US Representative, Congressional District No. 8: Dave Reichart, Republican. See this post for why.
US Senator: George R. Nethercutt, Jr., Republican. Murray is out of touch and offers uninspired leadership. Nethercutt has been involved less time, in the lesser of the two houses of congress, and is better recognized nationally, and represents Washington State better. King County Journal has a good article on an issue that shows just how out of touch Murray is. Libertarian J. Mills would be a good choice too, but I’ll wait for IRV to make him my first choice.

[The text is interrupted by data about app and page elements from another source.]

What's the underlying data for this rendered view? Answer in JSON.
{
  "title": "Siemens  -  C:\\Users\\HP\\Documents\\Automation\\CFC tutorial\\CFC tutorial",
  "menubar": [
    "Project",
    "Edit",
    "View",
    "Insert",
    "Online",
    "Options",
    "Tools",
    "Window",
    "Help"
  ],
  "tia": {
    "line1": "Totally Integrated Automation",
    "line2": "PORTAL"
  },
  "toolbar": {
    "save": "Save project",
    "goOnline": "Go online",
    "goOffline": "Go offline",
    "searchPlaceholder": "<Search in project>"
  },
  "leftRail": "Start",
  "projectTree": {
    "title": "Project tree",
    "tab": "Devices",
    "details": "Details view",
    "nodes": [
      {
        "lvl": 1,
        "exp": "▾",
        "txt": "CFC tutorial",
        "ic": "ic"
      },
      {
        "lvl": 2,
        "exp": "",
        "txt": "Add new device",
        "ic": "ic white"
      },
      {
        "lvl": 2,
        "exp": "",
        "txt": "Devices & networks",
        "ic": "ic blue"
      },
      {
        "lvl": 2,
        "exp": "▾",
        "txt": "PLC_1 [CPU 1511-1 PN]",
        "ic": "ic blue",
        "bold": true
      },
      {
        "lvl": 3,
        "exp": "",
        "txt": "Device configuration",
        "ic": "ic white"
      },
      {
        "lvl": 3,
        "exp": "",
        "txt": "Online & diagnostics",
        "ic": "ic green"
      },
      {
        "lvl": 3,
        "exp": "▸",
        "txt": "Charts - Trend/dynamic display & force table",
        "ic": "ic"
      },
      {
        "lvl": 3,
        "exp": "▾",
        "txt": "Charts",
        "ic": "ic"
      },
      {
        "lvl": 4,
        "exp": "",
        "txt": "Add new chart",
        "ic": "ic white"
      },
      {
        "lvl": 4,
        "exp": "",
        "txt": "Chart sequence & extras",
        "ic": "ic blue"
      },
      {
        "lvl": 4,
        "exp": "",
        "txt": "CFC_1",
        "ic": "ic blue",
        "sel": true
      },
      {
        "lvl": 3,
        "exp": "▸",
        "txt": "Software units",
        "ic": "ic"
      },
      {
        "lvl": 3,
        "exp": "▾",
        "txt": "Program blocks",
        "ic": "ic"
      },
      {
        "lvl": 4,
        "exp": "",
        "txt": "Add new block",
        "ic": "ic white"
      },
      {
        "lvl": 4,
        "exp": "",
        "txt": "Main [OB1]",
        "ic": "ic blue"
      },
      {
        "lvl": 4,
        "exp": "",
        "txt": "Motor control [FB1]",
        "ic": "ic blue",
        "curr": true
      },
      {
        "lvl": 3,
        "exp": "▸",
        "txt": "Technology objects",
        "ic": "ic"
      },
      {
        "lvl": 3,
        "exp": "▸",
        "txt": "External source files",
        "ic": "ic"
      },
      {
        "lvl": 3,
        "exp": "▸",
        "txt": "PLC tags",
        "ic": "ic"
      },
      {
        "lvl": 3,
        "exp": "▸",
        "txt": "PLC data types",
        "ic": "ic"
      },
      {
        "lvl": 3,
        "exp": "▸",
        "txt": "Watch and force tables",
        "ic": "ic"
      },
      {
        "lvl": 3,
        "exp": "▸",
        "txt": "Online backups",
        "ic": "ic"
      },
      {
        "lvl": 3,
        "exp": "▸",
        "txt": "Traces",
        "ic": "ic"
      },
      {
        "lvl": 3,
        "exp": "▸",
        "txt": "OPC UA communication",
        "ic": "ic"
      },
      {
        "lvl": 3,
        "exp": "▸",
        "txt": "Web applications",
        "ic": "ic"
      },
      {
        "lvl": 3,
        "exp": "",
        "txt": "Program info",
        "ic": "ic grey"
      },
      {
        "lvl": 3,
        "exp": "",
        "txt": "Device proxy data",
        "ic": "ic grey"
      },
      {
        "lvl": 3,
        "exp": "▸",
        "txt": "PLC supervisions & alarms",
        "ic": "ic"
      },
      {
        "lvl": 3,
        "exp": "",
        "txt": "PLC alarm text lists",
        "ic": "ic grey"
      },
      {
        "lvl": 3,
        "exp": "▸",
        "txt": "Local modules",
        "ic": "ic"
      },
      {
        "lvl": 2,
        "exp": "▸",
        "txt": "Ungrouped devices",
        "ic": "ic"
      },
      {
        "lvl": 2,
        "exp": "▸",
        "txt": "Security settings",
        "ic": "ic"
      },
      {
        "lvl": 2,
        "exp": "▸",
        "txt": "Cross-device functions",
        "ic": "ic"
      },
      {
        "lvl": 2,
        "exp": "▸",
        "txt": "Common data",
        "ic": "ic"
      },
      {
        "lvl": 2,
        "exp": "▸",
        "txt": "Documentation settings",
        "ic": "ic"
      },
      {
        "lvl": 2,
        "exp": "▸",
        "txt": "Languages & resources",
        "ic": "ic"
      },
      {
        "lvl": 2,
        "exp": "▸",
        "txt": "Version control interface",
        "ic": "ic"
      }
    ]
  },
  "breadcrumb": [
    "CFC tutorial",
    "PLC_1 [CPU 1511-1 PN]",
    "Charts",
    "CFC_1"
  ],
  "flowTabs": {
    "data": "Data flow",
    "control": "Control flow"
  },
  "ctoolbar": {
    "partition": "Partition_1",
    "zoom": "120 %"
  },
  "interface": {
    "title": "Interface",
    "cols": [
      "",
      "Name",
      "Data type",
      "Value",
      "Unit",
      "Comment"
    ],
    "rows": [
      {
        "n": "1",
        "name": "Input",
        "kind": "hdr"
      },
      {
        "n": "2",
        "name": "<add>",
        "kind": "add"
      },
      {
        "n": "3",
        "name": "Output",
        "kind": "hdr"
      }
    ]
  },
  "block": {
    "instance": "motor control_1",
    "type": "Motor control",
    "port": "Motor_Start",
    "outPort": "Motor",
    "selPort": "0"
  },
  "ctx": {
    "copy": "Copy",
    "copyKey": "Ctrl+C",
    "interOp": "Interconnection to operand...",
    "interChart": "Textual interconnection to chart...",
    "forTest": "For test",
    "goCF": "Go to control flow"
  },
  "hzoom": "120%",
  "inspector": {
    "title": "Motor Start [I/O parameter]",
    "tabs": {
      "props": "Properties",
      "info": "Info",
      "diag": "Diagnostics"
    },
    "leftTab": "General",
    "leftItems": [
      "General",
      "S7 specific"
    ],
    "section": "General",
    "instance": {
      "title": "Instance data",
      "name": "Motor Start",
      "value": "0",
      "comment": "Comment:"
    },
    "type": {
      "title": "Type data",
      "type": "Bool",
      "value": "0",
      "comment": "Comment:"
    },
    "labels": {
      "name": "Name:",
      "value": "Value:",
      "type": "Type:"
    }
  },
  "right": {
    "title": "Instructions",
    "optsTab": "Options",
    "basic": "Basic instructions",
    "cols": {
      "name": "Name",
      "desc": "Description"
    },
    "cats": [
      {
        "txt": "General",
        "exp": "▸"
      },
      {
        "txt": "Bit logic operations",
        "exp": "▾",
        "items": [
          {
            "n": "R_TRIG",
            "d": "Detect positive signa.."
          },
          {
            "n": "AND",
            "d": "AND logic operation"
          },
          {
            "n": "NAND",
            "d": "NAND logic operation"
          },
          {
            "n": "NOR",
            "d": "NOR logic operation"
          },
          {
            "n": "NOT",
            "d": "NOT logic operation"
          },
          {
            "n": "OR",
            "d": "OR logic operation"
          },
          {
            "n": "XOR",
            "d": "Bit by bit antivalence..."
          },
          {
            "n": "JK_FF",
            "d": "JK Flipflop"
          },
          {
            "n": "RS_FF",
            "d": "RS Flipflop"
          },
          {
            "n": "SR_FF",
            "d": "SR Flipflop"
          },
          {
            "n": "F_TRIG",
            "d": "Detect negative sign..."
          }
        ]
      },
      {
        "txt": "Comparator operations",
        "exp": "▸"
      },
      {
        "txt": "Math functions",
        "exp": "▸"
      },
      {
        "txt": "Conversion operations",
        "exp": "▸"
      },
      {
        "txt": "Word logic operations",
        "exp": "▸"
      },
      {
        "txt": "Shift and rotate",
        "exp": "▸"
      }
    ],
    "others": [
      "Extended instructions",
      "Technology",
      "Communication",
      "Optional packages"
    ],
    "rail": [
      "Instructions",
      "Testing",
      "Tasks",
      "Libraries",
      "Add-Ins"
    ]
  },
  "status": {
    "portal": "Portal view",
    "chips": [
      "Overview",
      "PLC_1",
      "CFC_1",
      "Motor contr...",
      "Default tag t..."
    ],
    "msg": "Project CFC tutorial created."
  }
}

And that brings us to President of the United States of America. The only unfilled oval on my ballot. I think this officially puts me into that “undecided” category. But my indecision is not between Bush and Kerry, but rather between Badnarik, Libertarian for President and Bush. The biggest issue for me, as it is for many people, is the war in Iraq. I supported it initially, as I’ve stated before, and I’m still generally for it, although I’m not at all firm in that conviction. I do believe that the Libertarian stance of “Friendship and free trade with all nations; entangling alliances with none” is the best overall stance, but due to past actions of the United States, that ideal is a long way off, and there is always the very valid point that Hilters, Stalins, Mussolinis, and, yes, Saddams (even though we put him there in the first place) need to be stopped less they threaten the security of the whole world. So basically, I don’t agree with the Badnarik’s call to withdraw troops from Iraq in 90 days. With what we’ve invested so far, immediate withdrawl is the surest way to ensure there is no lasting positive effect of our actions. I don’t think there is any guarantee of a positive effect at this point even if we stay the course, but at least there’s a chance. We helped create the monster, now it seems to be our job to try to fix it. I don’t know, however, if that is possible. However, this is my only major issue with the Libertarian candidate, who won’t win anyway. On the rest of the issues, I agree with him. Bush is the second best of most of the economic issues, and worse somewhat than Kerry on the social issues, but for all the right reasons. And Bush’s fiscal policy has been disastrous. So if I vote Bush, which probably won’t make him win Washington anyway, I have to feel some more responsibility for anything he does, as I have up to this point for supporting him the first time, even though I couldn’t quite vote that time. So its a hard decision, and one that I would like your input on.
Thanks for tuning in.